Introducing the indicator dyes into the target neurons or neuron populations is not trivial and strongly depends on factors, such as animal age, tissue type as well as the signals to be measured (e.g. subcellular signals from dendrites of single cells vs. somatic signals from a cell population). As a consequence, labeling methods range from filling of single cells using microelectrodes to bulk loading with membrane permeable dyes. In the latter case, these dyes are injected into neuronal tissue using a micropipette. Once inside the tissue they pass the cell membrane of neurons and are accumulated within the cells. For brain slices or flat tissues, such as retina, electroporation or ballistic (“dyolistic”) methods are used as well. In addition, the full range of genetically encoded calcium-selective biosensors, expressed via a transgenic approach or using viral vectors, is also compatible with two-photon imaging.
To be able to detect calcium signals, the indicator dye needs to excited, which in a standard fluorescence microscope is usually done with visible light. In this case, one single high-energy photon is sufficient to excite one dye molecule and generate fluorescence (single photon excitation). Alternatively, the same dye molecule can also be excited using two lower energy photons (of approx. double the wavelength). Because such two-photon excitation requires the photons to arrive at the dye molecule almost simultaneously – which makes two-photon events much less likely than single-photon events – a high power, pulsed laser source is required.

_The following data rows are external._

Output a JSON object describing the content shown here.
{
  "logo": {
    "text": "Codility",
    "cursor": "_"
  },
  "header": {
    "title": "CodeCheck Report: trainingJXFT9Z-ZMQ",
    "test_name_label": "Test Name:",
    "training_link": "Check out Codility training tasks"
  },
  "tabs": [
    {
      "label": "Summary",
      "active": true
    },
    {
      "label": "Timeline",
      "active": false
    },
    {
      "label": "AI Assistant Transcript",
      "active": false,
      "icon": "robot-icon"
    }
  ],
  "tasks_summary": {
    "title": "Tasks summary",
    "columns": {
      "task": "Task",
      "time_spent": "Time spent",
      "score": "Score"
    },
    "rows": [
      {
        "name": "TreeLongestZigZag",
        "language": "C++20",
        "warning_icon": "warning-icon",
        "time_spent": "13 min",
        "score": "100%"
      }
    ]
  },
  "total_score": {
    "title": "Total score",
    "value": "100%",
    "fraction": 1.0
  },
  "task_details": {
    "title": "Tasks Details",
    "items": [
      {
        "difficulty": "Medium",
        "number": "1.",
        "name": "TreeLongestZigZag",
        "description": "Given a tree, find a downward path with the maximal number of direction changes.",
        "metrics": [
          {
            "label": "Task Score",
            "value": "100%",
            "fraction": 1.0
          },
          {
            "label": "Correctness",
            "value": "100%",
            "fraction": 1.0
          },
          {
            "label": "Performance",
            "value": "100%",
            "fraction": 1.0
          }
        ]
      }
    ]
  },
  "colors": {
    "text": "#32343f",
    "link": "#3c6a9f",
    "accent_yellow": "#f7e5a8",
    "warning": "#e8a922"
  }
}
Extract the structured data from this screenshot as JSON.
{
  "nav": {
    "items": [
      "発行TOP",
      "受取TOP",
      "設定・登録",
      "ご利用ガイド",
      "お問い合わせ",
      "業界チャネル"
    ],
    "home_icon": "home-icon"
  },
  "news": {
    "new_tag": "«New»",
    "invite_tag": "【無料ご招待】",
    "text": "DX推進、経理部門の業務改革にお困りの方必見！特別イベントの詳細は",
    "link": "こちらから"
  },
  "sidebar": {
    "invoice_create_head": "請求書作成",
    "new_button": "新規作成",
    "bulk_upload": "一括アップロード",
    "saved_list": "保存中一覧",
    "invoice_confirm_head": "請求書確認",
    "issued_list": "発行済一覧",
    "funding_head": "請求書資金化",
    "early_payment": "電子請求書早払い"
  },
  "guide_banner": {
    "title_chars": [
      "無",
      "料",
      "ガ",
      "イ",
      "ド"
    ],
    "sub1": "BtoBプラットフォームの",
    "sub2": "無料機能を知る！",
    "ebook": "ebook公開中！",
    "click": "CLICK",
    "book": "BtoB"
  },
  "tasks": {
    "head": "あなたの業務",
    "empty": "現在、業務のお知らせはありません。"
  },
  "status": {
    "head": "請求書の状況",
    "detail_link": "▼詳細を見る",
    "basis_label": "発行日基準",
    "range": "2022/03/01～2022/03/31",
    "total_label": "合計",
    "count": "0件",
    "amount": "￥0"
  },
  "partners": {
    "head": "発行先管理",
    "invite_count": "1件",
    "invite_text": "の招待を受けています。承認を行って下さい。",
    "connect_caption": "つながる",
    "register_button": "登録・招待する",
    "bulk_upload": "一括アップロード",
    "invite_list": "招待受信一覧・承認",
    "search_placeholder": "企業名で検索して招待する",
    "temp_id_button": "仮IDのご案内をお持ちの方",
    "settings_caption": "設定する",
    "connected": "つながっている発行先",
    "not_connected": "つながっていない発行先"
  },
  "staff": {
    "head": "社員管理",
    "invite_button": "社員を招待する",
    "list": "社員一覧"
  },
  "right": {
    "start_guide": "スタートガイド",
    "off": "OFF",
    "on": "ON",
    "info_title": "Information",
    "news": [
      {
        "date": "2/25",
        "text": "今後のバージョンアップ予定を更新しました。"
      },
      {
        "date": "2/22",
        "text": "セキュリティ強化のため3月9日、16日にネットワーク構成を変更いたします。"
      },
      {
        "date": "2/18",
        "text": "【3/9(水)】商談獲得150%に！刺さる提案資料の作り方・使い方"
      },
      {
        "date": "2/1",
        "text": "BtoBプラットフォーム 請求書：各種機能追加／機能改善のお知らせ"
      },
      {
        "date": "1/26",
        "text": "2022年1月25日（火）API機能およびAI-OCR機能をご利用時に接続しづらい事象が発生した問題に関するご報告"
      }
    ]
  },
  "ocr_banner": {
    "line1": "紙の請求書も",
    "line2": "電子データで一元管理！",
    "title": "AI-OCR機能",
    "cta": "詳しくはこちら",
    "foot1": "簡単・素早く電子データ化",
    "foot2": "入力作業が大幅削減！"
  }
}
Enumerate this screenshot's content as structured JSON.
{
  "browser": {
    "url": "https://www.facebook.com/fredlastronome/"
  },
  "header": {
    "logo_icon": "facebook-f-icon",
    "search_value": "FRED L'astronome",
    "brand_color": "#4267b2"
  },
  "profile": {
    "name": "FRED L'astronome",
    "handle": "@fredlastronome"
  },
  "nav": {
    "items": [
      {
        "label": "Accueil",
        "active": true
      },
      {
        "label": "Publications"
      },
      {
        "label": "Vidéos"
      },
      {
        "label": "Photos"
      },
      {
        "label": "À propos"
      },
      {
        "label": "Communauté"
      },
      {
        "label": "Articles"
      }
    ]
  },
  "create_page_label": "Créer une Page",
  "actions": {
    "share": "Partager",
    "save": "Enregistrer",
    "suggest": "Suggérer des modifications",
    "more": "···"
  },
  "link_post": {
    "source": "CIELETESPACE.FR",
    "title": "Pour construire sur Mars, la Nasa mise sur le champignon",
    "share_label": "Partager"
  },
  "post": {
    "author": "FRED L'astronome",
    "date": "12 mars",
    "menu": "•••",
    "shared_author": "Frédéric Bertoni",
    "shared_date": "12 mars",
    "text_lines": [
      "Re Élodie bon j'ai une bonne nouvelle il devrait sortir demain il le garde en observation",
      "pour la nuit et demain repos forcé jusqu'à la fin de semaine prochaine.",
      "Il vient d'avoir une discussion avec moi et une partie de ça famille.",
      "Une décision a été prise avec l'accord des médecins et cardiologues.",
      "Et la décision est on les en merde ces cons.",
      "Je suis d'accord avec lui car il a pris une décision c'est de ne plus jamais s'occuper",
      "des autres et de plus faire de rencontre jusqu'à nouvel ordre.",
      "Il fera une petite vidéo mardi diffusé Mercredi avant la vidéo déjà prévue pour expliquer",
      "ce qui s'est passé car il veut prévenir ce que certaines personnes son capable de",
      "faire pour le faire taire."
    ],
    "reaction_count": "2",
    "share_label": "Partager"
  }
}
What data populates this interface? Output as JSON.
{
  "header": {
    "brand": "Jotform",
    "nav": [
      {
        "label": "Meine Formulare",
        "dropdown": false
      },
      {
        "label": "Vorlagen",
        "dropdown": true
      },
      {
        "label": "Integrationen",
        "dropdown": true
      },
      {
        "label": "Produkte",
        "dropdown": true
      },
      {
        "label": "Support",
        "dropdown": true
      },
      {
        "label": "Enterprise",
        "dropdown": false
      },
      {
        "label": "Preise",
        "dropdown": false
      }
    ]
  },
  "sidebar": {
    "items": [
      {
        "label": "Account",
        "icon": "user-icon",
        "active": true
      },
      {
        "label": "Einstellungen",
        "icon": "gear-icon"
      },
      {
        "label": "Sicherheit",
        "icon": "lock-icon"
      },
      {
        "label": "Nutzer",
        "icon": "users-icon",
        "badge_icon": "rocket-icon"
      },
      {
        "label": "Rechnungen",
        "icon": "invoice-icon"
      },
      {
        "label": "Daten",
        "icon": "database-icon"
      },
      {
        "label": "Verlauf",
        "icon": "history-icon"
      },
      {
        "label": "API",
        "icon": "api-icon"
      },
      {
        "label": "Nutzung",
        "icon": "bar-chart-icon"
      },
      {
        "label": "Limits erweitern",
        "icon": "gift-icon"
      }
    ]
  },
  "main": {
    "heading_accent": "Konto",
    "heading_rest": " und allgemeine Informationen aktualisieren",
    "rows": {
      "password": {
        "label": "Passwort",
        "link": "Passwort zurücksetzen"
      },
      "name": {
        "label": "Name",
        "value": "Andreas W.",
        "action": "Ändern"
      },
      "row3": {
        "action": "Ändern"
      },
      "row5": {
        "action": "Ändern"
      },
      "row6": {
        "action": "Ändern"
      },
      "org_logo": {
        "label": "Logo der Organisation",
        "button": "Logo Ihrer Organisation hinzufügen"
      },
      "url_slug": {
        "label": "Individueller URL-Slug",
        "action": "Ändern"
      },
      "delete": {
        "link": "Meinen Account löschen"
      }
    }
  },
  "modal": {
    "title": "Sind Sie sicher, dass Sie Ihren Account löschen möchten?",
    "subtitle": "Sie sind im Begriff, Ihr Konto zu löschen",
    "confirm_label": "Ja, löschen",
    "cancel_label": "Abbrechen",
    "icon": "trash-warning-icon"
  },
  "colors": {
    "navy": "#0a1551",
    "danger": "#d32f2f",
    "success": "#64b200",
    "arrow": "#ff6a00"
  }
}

The benefits, however, more than outweigh the increase in technical requirements: One advantage of using low energy photons is that they are less scattered and absorbed by biological tissue, thus can penetrate deeper into the brain. Another advantage arises from the fact that two-photon excitation only happens where the photon density is high enough – that is in a tiny volume in the focus of the microscope’s objective lens. While single (high energy) photons can excite the dye and generate fluorescence at any unspecified point of their trajectories through the tissue, the low energy photons can excite the dye and generate fluorescence exclusively in the focal volume. Therefore, by using pulsed laser light and focusing it by an objective lens one thus can very precisely determine at which spot inside the tissue excitation will happen and from which, thus, a measure of neuronal activation is taken.
Along the same lines, because with two-photon excitation fluorescence is restricted to a tiny volume, much less overall phototoxicity is generated than with single-photon excitation.
Two photon calcium imaging has been developed in anesthetized animals in vivo but is at the verge to be applied successfully in awake animals that have been trained. Important precondition for imaging in trained animals is the development of calcium dyes that are either non-toxic or are genetically programmed and transfected by virus, and thus allow repetitive imaging.
Another field where two-photon imaging has proven to be extremely valuable is retina research. With conventional single-photon microscopy, the wavelengths used for fluorescence excitation of currently available dyes range roughly from 350–700 nm. However, these wavelengths are also efficiently absorbed by retinal photopigments and, thus, strongly excite (and even bleach) photoreceptors. As a result, the light used to generate fluorescence also leads to a saturating light response in the photoreceptors and effectively blinds the retina to visual stimulation. One way out of this dilemma is to make use of the fact that two-photon microscopy employs long wavelengths – up into the infrared range (900 nm and longer) – for dye excitation. Because wavelengths > 900 nm are is very inefficiently absorbed by photoreceptors, it is possible to use two-photon imaging with fluorescence-based tools to study retinal neurons and their response to visual stimuli – presented by a separate visible light stimulator – in the functionally intact (isolated) retina.